Kanawha School Board Votes Unanimously To Rename Stonewall Jackson Middle School

Stonewall Jackson Middle School

The Kanawha County school board voted unanimously to remove Stonewall Jackson’s name from a Charleston middle school.  

Before the 5-0 vote Monday, more than a dozen speakers asked the Board of Education to change the school’s name, including middle school student Camdyn Harris.


“I’m speaking for myself, my family, future generations, the West Side and the greater Charleston community as a whole.
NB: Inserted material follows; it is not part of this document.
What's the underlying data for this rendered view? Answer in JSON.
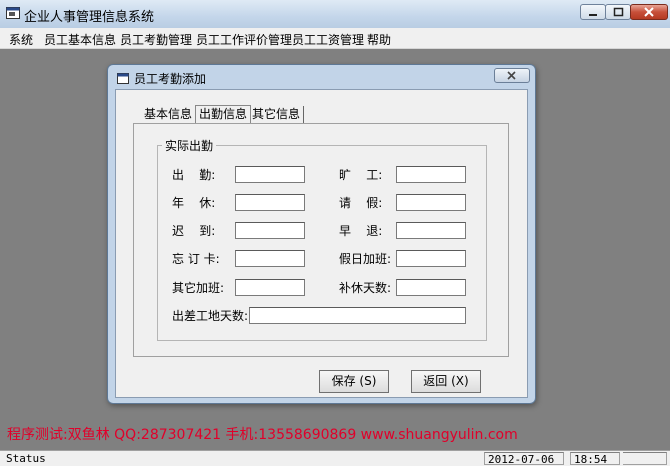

We are not trying to take away history, but we are moving forward starting today, starting now, for my future, my classmates’ future and future generations,” he said.

Born in 1824 in present-day Clarksburg, Thomas Jonathan “Stonewall” was a Confederate general who owned slaves and became one of the most recognizable figures of the Civil War. Sites in more than a dozen states bear his name, including several in West Virginia. 

Nearly half the students at Stonewall Jackson Middle are Black. Discussions are ongoing about renaming the school after influential Black educator Booker T. Washington, a Virginia native, or NASA mathematician Katherine Johnson, who was born in West Virginia, but the board has until October to formally decide.

The vote came one week after the City of Charleston quietly removed the face of Riflemen Memorial at a park Downtown. The bronze plaque listed the names of local men who fought for the Confederacy during the Civil War.

But in Clarksburg, Jackson’s birthplace, the Harrison County Commission rejected a motion last month to remove a statue of him in front of the downtown courthouse.

Across West Virginia, roughly 20 statues, memorials and other markers still stand, honoring Confederate generals and soldiers, according to data compiled by the Southern Poverty Law Center

Even two weeks ago, it was unclear whether the school board’s vote would be unanimous. Member Becky Jordon last month said “maybe this is a knee jerk option,” when asked about the proposal. But on Monday, she acknowledged that “times are changing,” while imploring the community to invest time and resources into the school.  

“I had been the most vocal about not wanting this change, I know that,” she said.  Later she added, “let’s step up what’s inside that building. Yeah, we’re gonna change the outside of the name, but we have a lot more changes to do, and you all need to step it up.”